* [EXERCISE GOAL]:
Within these entries, how many lines contain the word "icon"? Answer with the number alone.

(SOURCE MATERIAL begins)

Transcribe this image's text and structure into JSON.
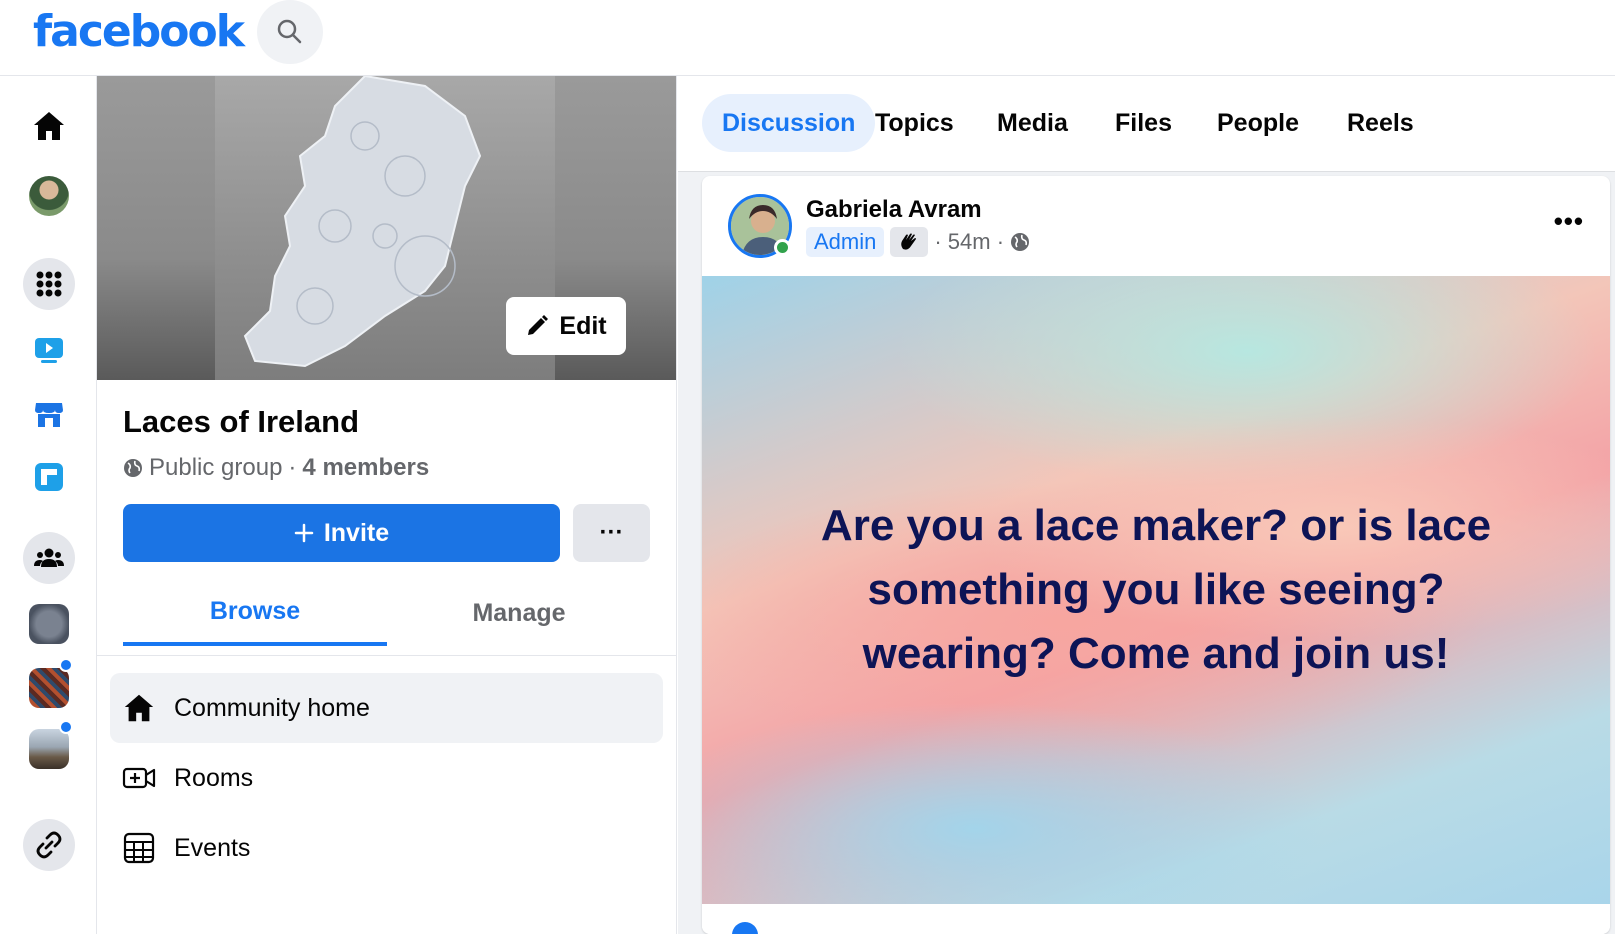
{
  "header": {
    "logo_text": "facebook",
    "search_icon": "search-icon"
  },
  "rail": {
    "items": [
      {
        "name": "home-icon"
      },
      {
        "name": "profile-avatar"
      },
      {
        "name": "menu-grid-icon"
      },
      {
        "name": "watch-icon"
      },
      {
        "name": "marketplace-icon"
      },
      {
        "name": "feeds-icon"
      },
      {
        "name": "groups-icon"
      },
      {
        "name": "group-shortcut-1"
      },
      {
        "name": "group-shortcut-2"
      },
      {
        "name": "group-shortcut-3"
      },
      {
        "name": "link-icon"
      }
    ]
  },
  "group": {
    "edit_label": "Edit",
    "name": "Laces of Ireland",
    "privacy": "Public group",
    "separator": "·",
    "members": "4 members",
    "invite_label": "Invite",
    "more_label": "···",
    "tabs": {
      "browse": "Browse",
      "manage": "Manage"
    },
    "nav": [
      {
        "label": "Community home",
        "icon": "home-icon"
      },
      {
        "label": "Rooms",
        "icon": "video-plus-icon"
      },
      {
        "label": "Events",
        "icon": "calendar-icon"
      }
    ]
  },
  "main": {
    "tabs": [
      "Discussion",
      "Topics",
      "Media",
      "Files",
      "People",
      "Reels"
    ],
    "active_tab": "Discussion",
    "post": {
      "author": "Gabriela Avram",
      "badge": "Admin",
      "time": "· 54m ·",
      "more_label": "•••",
      "text": "Are you a lace maker? or is lace something you like seeing? wearing? Come and join us!"
    }
  },
  "colors": {
    "brand": "#1877f2",
    "invite": "#1b74e4",
    "post_text": "#0d1456"
  }
}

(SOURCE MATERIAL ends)

* [WRITTEN REPLY]:
11